Second, Jesus experience sorrow and distress. The agony of Jesus in the garden shows that the divinity of Christ suffers with his humanity. At first, Jesus prays “My Father, if it is possible, let this cup pass from me.” On the other hand, he prays “yet, not as I wil, but as you will.” Because of his humanity, Jesus felt tempted to avoid this moments of horror, he felt sad, and abandoned; but in his divinity God himself saved the entire humankind.

Jesus as the high priest. According to Ratzinger, by his auto-donation Jesus became the true priest. The word priest, means the one who mediates in religious service. Also it means one who is holy or set apart to perform those services. In his priesthood, Jesus is greater than any other priest because through him hour humanity is back into relationship with God the Father. He was the only one who could be the mediator between God and humankind.

I like it based on this reasons.

1- it clearly reflects both the human and divine nature of Jesus.

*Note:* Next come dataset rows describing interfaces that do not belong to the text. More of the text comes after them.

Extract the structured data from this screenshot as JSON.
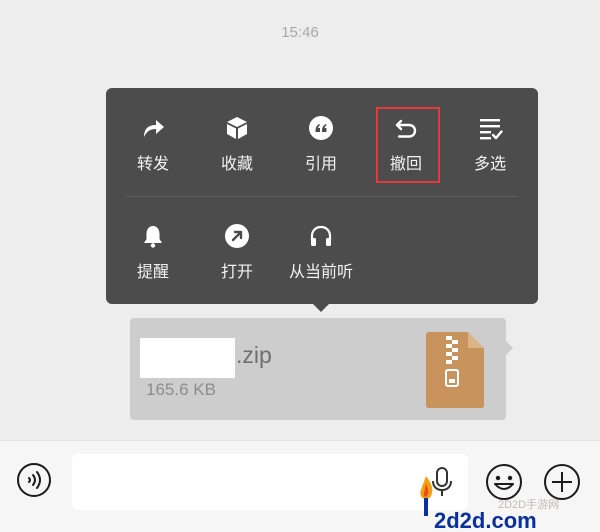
{
  "timestamp": "15:46",
  "context_menu": {
    "row1": [
      {
        "label": "转发",
        "icon": "forward-icon"
      },
      {
        "label": "收藏",
        "icon": "favorite-cube-icon"
      },
      {
        "label": "引用",
        "icon": "quote-icon"
      },
      {
        "label": "撤回",
        "icon": "undo-recall-icon",
        "highlighted": true
      },
      {
        "label": "多选",
        "icon": "multi-select-icon"
      }
    ],
    "row2": [
      {
        "label": "提醒",
        "icon": "bell-icon"
      },
      {
        "label": "打开",
        "icon": "open-arrow-icon"
      },
      {
        "label": "从当前听",
        "icon": "headphones-icon"
      }
    ],
    "highlight_color": "#e4393c"
  },
  "file_message": {
    "extension": ".zip",
    "size": "165.6 KB",
    "icon": "zip-archive-icon",
    "icon_color": "#c8935d"
  },
  "input_bar": {
    "voice_icon": "voice-wave-icon",
    "mic_icon": "microphone-icon",
    "emoji_icon": "emoji-icon",
    "plus_icon": "plus-icon"
  },
  "watermark": {
    "site_name": "2D2D手游网",
    "domain": "2d2d.com"
  }
}
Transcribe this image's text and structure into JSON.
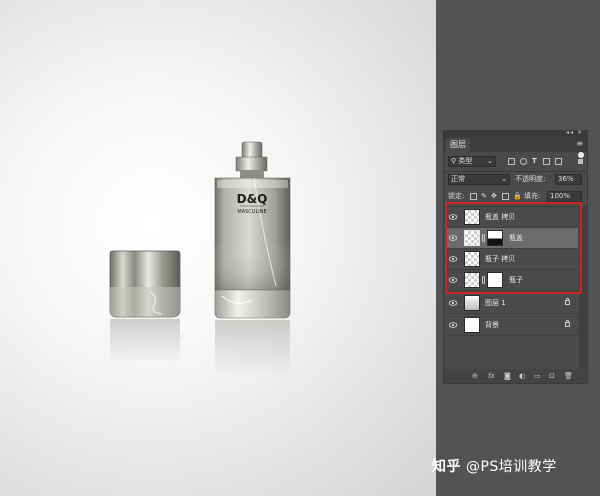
{
  "canvas": {
    "bottle": {
      "brand": "D&Q",
      "subtitle": "MASCULINE"
    }
  },
  "layers_panel": {
    "tab_label": "图层",
    "filter": {
      "kind_label": "类型"
    },
    "blend_mode": "正常",
    "opacity_label": "不透明度:",
    "opacity_value": "36%",
    "lock_label": "锁定:",
    "fill_label": "填充:",
    "fill_value": "100%",
    "layers": [
      {
        "name": "瓶盖 拷贝",
        "visible": true,
        "selected": false
      },
      {
        "name": "瓶盖",
        "visible": true,
        "selected": true,
        "has_mask": true
      },
      {
        "name": "瓶子 拷贝",
        "visible": true,
        "selected": false
      },
      {
        "name": "瓶子",
        "visible": true,
        "selected": false,
        "has_mask": true
      },
      {
        "name": "图层 1",
        "visible": true,
        "selected": false,
        "locked": true
      },
      {
        "name": "背景",
        "visible": true,
        "selected": false,
        "locked": true
      }
    ],
    "footer_icons": [
      "link-icon",
      "fx-icon",
      "mask-icon",
      "adjustment-icon",
      "folder-icon",
      "new-layer-icon",
      "trash-icon"
    ]
  },
  "watermark": {
    "site": "知乎",
    "author": "@PS培训教学"
  },
  "colors": {
    "highlight": "#d42222",
    "panel": "#4a4a4a",
    "workspace": "#535353"
  }
}
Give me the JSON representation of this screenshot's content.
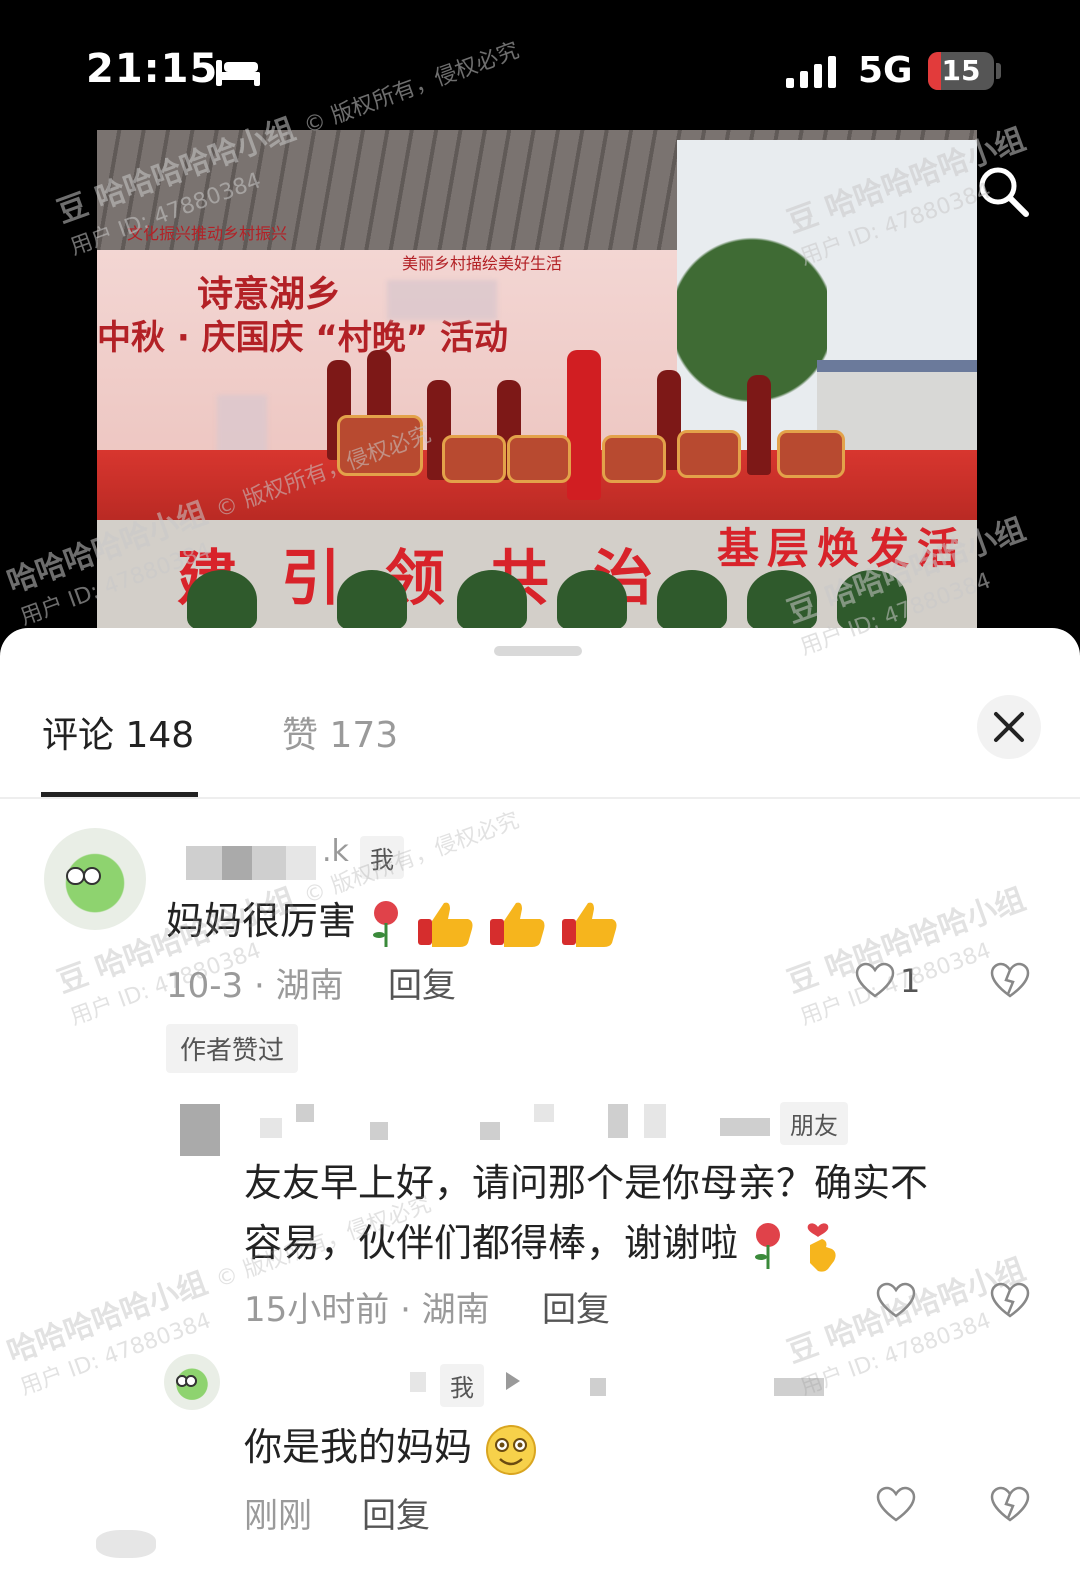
{
  "status_bar": {
    "time": "21:15",
    "network": "5G",
    "battery": "15"
  },
  "video": {
    "poster_title": "诗意湖乡",
    "poster_subtitle": "中秋 · 庆国庆 “村晚” 活动",
    "poster_line1": "文化振兴推动乡村振兴",
    "poster_line2": "美丽乡村描绘美好生活",
    "stage_slogan": "建引领共治",
    "stage_slogan_right": "基层焕发活",
    "watermark_group": "哈哈哈哈哈小组",
    "watermark_copyright": "© 版权所有，侵权必究",
    "watermark_user": "用户 ID: 47880384",
    "watermark_badge": "豆"
  },
  "sheet": {
    "tabs": [
      {
        "label": "评论 148",
        "active": true
      },
      {
        "label": "赞 173",
        "active": false
      }
    ]
  },
  "comments": [
    {
      "name_tail": ".k",
      "tag": "我",
      "text": "妈妈很厉害",
      "time_location": "10-3 · 湖南",
      "reply": "回复",
      "likes": "1",
      "author_liked": "作者赞过"
    },
    {
      "tag": "朋友",
      "text_line1": "友友早上好，请问那个是你母亲？确实不",
      "text_line2": "容易，伙伴们都得棒，谢谢啦",
      "time_location": "15小时前 · 湖南",
      "reply": "回复"
    },
    {
      "tag": "我",
      "text": "你是我的妈妈",
      "time_location": "刚刚",
      "reply": "回复"
    }
  ],
  "colors": {
    "accent_red": "#d8232a",
    "text_dark": "#222222",
    "text_gray": "#9a9a9a"
  }
}
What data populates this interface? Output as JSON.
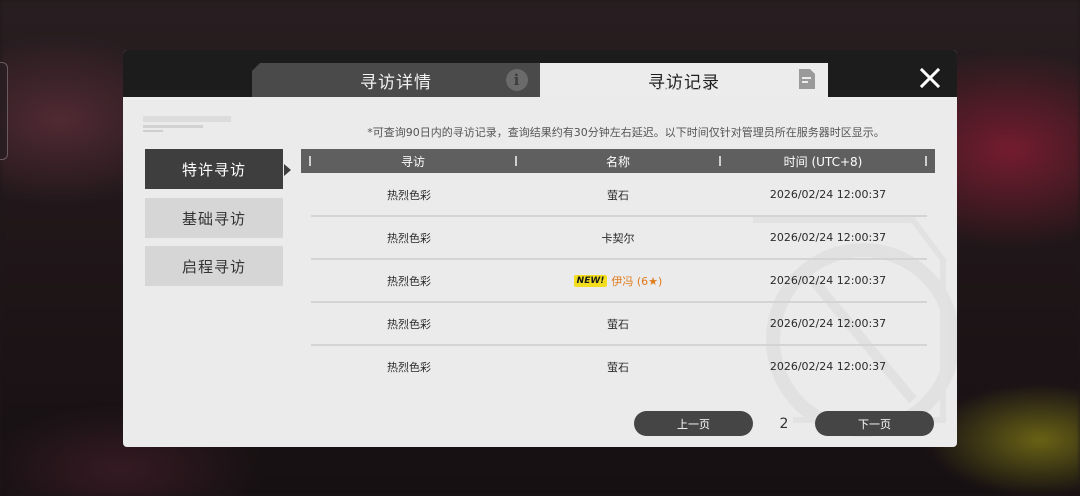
{
  "tabs": {
    "details": {
      "label": "寻访详情",
      "icon": "info-icon"
    },
    "records": {
      "label": "寻访记录",
      "icon": "document-icon",
      "active": true
    }
  },
  "close": {
    "icon": "close-icon"
  },
  "sidebar": {
    "items": [
      {
        "label": "特许寻访",
        "active": true
      },
      {
        "label": "基础寻访",
        "active": false
      },
      {
        "label": "启程寻访",
        "active": false
      }
    ]
  },
  "notice": "*可查询90日内的寻访记录，查询结果约有30分钟左右延迟。以下时间仅针对管理员所在服务器时区显示。",
  "table": {
    "headers": [
      "寻访",
      "名称",
      "时间 (UTC+8)"
    ],
    "rows": [
      {
        "banner": "热烈色彩",
        "name": "萤石",
        "time": "2026/02/24 12:00:37",
        "is_new": false,
        "badge": ""
      },
      {
        "banner": "热烈色彩",
        "name": "卡契尔",
        "time": "2026/02/24 12:00:37",
        "is_new": false,
        "badge": ""
      },
      {
        "banner": "热烈色彩",
        "name": "伊冯 (6★)",
        "time": "2026/02/24 12:00:37",
        "is_new": true,
        "badge": "NEW!"
      },
      {
        "banner": "热烈色彩",
        "name": "萤石",
        "time": "2026/02/24 12:00:37",
        "is_new": false,
        "badge": ""
      },
      {
        "banner": "热烈色彩",
        "name": "萤石",
        "time": "2026/02/24 12:00:37",
        "is_new": false,
        "badge": ""
      }
    ]
  },
  "pager": {
    "prev_label": "上一页",
    "next_label": "下一页",
    "page": "2"
  },
  "colors": {
    "accent_new": "#f2de1e",
    "highlight_text": "#e07b1c",
    "active_side": "#3e3e3e"
  }
}
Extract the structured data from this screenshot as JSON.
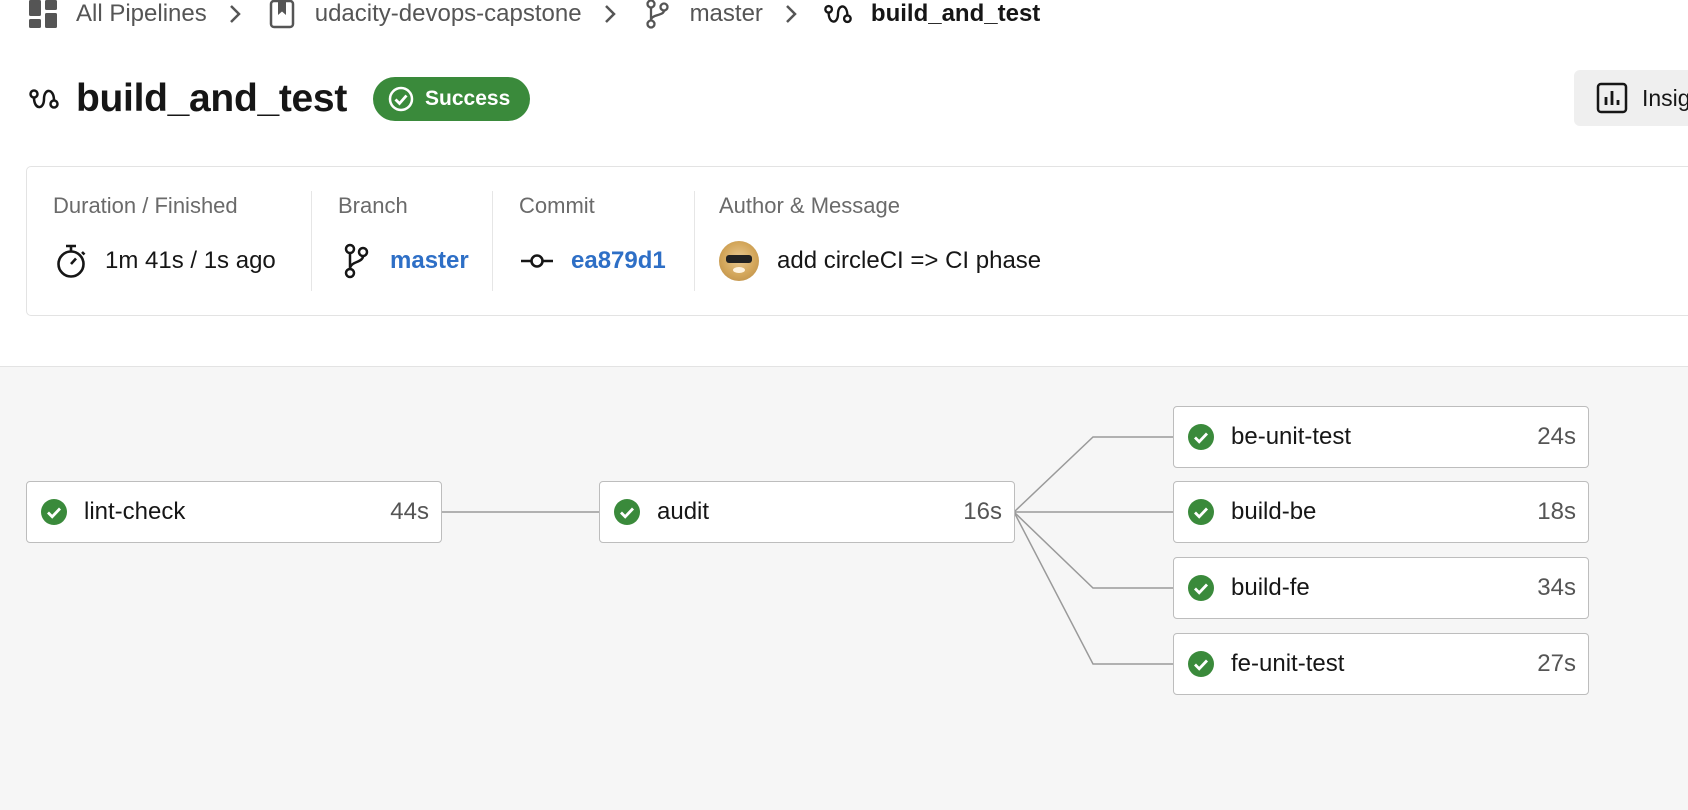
{
  "breadcrumb": {
    "items": [
      {
        "label": "All Pipelines",
        "icon": "dashboard-icon"
      },
      {
        "label": "udacity-devops-capstone",
        "icon": "repo-bookmark-icon"
      },
      {
        "label": "master",
        "icon": "git-branch-icon"
      },
      {
        "label": "build_and_test",
        "icon": "workflow-icon"
      }
    ]
  },
  "header": {
    "title": "build_and_test",
    "status": "Success",
    "insights_label": "Insig"
  },
  "summary": {
    "duration": {
      "label": "Duration / Finished",
      "value": "1m 41s / 1s ago"
    },
    "branch": {
      "label": "Branch",
      "value": "master"
    },
    "commit": {
      "label": "Commit",
      "value": "ea879d1"
    },
    "author": {
      "label": "Author & Message",
      "message": "add circleCI => CI phase"
    }
  },
  "jobs": [
    {
      "name": "lint-check",
      "duration": "44s",
      "status": "success"
    },
    {
      "name": "audit",
      "duration": "16s",
      "status": "success"
    },
    {
      "name": "be-unit-test",
      "duration": "24s",
      "status": "success"
    },
    {
      "name": "build-be",
      "duration": "18s",
      "status": "success"
    },
    {
      "name": "build-fe",
      "duration": "34s",
      "status": "success"
    },
    {
      "name": "fe-unit-test",
      "duration": "27s",
      "status": "success"
    }
  ],
  "colors": {
    "success": "#3a8a3b",
    "link": "#2e6fc6",
    "workflow_bg": "#f6f6f6"
  }
}
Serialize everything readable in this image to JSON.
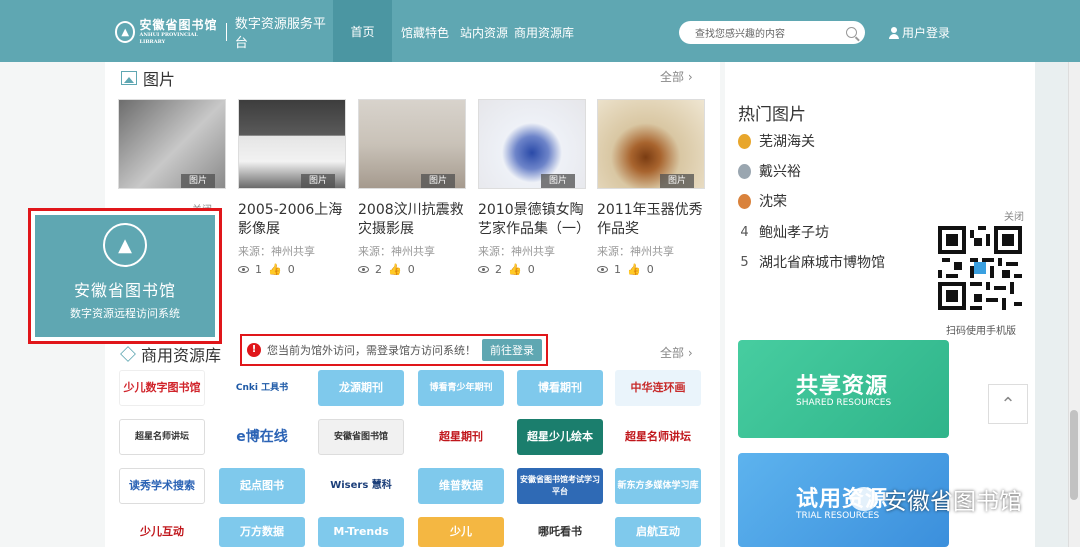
{
  "header": {
    "logo_text": "安徽省图书馆",
    "logo_sub": "ANHUI PROVINCIAL LIBRARY",
    "platform": "数字资源服务平台",
    "nav": [
      "首页",
      "馆藏特色",
      "站内资源",
      "商用资源库"
    ],
    "search_placeholder": "查找您感兴趣的内容",
    "login": "用户登录"
  },
  "pictures": {
    "title": "图片",
    "all": "全部 ›",
    "tag": "图片",
    "close": "关闭",
    "cards": [
      {
        "title": "",
        "source": "",
        "views": "",
        "likes": ""
      },
      {
        "title": "2005-2006上海影像展",
        "source": "来源：神州共享",
        "views": "1",
        "likes": "0"
      },
      {
        "title": "2008汶川抗震救灾摄影展",
        "source": "来源：神州共享",
        "views": "2",
        "likes": "0"
      },
      {
        "title": "2010景德镇女陶艺家作品集（一）",
        "source": "来源：神州共享",
        "views": "2",
        "likes": "0"
      },
      {
        "title": "2011年玉器优秀作品奖",
        "source": "来源：神州共享",
        "views": "1",
        "likes": "0"
      }
    ]
  },
  "remote": {
    "title": "安徽省图书馆",
    "subtitle": "数字资源远程访问系统"
  },
  "commercial": {
    "title": "商用资源库",
    "all": "全部 ›",
    "notice": "您当前为馆外访问，需登录馆方访问系统！",
    "notice_button": "前往登录",
    "tiles": [
      [
        "少儿数字图书馆",
        "Cnki 工具书",
        "龙源期刊",
        "博看青少年期刊",
        "博看期刊",
        "中华连环画"
      ],
      [
        "超星名师讲坛",
        "e博在线",
        "安徽省图书馆",
        "超星期刊",
        "超星少儿绘本",
        "超星名师讲坛"
      ],
      [
        "读秀学术搜索",
        "起点图书",
        "Wisers 慧科",
        "维普数据",
        "安徽省图书馆考试学习平台",
        "新东方多媒体学习库"
      ],
      [
        "少儿互动",
        "万方数据",
        "M-Trends",
        "少儿",
        "哪吒看书",
        "启航互动"
      ]
    ]
  },
  "hot": {
    "title": "热门图片",
    "items": [
      {
        "rank": "1",
        "name": "芜湖海关"
      },
      {
        "rank": "2",
        "name": "戴兴裕"
      },
      {
        "rank": "3",
        "name": "沈荣"
      },
      {
        "rank": "4",
        "name": "鲍灿孝子坊"
      },
      {
        "rank": "5",
        "name": "湖北省麻城市博物馆"
      }
    ],
    "medal_colors": [
      "#e8a62c",
      "#9aa6b0",
      "#d9823c"
    ]
  },
  "qr": {
    "close": "关闭",
    "label": "扫码使用手机版"
  },
  "banners": {
    "shared_title": "共享资源",
    "shared_sub": "SHARED RESOURCES",
    "trial_title": "试用资源",
    "trial_sub": "TRIAL RESOURCES"
  },
  "watermark": "安徽省图书馆",
  "colors": {
    "accent": "#5fa7b2",
    "alert": "#e0161a",
    "shared": "#3fc49a",
    "trial": "#4aa3e6"
  }
}
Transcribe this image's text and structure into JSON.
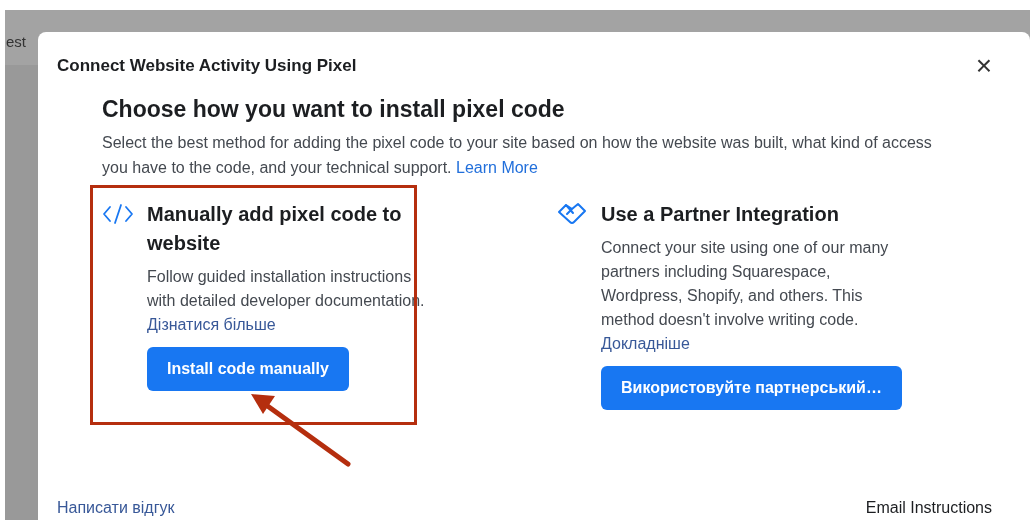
{
  "background": {
    "tab_text": "est"
  },
  "dialog": {
    "title": "Connect Website Activity Using Pixel",
    "close": "×",
    "heading": "Choose how you want to install pixel code",
    "description": "Select the best method for adding the pixel code to your site based on how the website was built, what kind of access you have to the code, and your technical support.",
    "description_link": "Learn More",
    "options": [
      {
        "kind": "code",
        "title": "Manually add pixel code to website",
        "text": "Follow guided installation instructions with detailed developer documentation.",
        "link": "Дізнатися більше",
        "button": "Install code manually",
        "highlighted": true
      },
      {
        "kind": "partner",
        "title": "Use a Partner Integration",
        "text": "Connect your site using one of our many partners including Squarespace, Wordpress, Shopify, and others. This method doesn't involve writing code.",
        "link": "Докладніше",
        "button": "Використовуйте партнерський…",
        "highlighted": false
      }
    ],
    "footer": {
      "feedback_link": "Написати відгук",
      "email_link": "Email Instructions"
    }
  }
}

2- Gives a better sense of the suffering of the Cross. Without the Cross there is not resurrection.

3- The experience of the cross, shows how God brings good out of evil.

 

Chapter Seven- The Trial of Jesus

The Trial of Jesus, presented by Joseph Reisinger in his book Jesus of Nazareth, takes place in different scenarios: the first part is a meeting between Jewish leaders in Caiaphas’ house, the interrogation before the Sanhedrin, and the Trial of Jesus before Pilate. The aim of the Trail from the Sanhedrin’s standpoint is to kill Jesus and Pilate seeks to save Jesus; meanwhile, he wants social peace during the Jewish feasts. To each of the three scenarios, Ratzinger, provides reasons, misunderstandings, worries, and preferences from the Sanhedrin as well as from Pilate that led Jesus to the Cross. However, the third part, the Trial of Jesus before Pilate, has deep theological description behind the motives to what happened to Jesus. That is, Ratzinger describes the truth about Jesus’ kingship and his proclamation to be the Son of God, the two motives for Jesus’ condemnation and hidden theophanies to the eyes of Pilate and Jewish leaders. The Jewish expected the Messiah for centuries but when they had him in the fragile, tortured, and helpless person of Jesus their blindness to the truth unable them recognize him. For them, the truth is limited compared to the whole truth that is God, who is supreme and absolute truth.  Creation, for example, becomes what means to be as long as if it reflects God, the eternal Reason by which has emerged. Man, on the other hand, reaches his true nature when becomes according to God. That is, God is the measure of being for man. With it is understood that the truth is perceivable when God is known, an ability that Jewish leaders and Pilate did not possess.

 

Chapter Six: The Disciples

           In chapter 6 of Jesus of Nazareth, Pope Benedict XVI discusses “The Disciples.” This chapter provides a review of the most important texts that discuss the call and mission of the community of Christ’s closest associates.

            The Holy Father begins by emphasizing this call as the fruit of prayerful intimacy of Christ with the Father, in stark contrast to the hiring of employees for a particular task. Regarding the call of the Twelve, Benedict studies the language used by Christ and finds allusions to Old Testament texts that disclose the apostolic mission as both priestly and prophetic.

            The Apostles are given what Benedict calls a double assignment – to be with Jesus, so as to be prepared to preach and call others to Him. “The Apostles have to learn to be with him in a way that enables them, even when they go to the ends of the earth, to be with him still.” This apostolic mission involves a struggle with evil, which involves the use of reason that exorcises and liberates those held captive.

            After discussing the particular call of the Twelve, he turns to consideration of the second group of seventy disciples. Drawing upon Old Testament texts, he explains, “seventy was considered to be the number of the nations of the world.”  Thus, while the Twelve Apostles represent the restoration of the tribes of Israel, the seventy represent the universal nature of the kingdom formed by Christ.

            As with most texts by Joseph Ratzinger, I found this selection to be both clear and inspiring, leaving the reader intellectually and spiritually nourished.